◆ Task to complete ◆
Lines that include the string "true" are the ones to copy from the entries below.
====================
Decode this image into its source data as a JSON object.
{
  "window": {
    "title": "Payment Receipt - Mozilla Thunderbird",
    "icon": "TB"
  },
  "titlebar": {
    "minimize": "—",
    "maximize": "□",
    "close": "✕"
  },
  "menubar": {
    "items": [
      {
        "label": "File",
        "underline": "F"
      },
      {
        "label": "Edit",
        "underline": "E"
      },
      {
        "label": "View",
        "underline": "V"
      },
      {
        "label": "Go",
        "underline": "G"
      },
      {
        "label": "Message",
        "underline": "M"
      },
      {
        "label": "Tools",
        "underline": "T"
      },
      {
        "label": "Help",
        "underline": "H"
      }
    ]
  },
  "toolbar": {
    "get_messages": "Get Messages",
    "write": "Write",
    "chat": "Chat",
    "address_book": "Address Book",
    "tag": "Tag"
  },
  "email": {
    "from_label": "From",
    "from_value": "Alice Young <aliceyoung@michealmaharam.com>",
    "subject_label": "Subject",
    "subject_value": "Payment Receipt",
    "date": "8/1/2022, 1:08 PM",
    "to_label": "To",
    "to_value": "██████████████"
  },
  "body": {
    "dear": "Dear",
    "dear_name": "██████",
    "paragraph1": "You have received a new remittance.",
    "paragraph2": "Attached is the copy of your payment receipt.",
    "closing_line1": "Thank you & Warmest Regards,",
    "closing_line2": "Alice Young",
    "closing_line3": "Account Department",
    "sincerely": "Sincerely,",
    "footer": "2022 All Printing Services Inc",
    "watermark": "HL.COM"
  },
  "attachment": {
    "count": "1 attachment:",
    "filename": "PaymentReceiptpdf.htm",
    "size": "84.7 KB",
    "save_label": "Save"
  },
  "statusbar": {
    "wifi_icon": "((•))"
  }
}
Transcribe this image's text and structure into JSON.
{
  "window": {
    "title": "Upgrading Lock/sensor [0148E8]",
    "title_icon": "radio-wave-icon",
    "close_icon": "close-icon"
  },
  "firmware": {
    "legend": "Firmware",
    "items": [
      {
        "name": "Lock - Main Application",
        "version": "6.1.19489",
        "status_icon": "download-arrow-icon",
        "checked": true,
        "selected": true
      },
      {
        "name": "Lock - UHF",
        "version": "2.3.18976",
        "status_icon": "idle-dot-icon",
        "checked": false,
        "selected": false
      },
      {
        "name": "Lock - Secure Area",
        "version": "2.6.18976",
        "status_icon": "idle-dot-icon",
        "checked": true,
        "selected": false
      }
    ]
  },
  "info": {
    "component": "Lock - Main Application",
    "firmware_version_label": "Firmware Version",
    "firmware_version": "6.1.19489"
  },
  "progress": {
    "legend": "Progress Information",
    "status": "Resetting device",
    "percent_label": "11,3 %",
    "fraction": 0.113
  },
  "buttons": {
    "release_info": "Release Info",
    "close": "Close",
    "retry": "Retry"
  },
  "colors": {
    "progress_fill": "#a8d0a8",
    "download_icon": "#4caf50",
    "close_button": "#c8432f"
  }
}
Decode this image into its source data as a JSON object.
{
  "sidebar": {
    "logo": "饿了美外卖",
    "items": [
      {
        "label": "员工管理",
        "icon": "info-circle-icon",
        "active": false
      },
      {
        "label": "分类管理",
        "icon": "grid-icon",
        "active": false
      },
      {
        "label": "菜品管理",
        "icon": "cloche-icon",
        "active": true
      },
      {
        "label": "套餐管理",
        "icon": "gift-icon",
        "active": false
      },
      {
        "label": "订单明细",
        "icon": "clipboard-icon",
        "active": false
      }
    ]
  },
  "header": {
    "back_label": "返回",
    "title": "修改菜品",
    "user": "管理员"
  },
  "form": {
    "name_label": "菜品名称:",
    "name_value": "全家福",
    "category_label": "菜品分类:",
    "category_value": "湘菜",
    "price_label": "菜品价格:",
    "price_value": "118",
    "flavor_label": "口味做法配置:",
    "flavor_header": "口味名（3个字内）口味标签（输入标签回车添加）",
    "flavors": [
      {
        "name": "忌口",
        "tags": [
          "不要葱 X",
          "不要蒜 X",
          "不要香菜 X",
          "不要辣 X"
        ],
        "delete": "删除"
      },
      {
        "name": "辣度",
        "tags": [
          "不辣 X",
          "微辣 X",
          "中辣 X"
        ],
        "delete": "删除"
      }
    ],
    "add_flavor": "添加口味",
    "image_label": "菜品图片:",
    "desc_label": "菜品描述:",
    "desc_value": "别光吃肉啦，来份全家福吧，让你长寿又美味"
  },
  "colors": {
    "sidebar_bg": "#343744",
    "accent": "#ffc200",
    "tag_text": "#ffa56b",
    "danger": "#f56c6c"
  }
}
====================
◆ Response ◆
        "checked": true,
        "selected": true
        "checked": true,
        "active": true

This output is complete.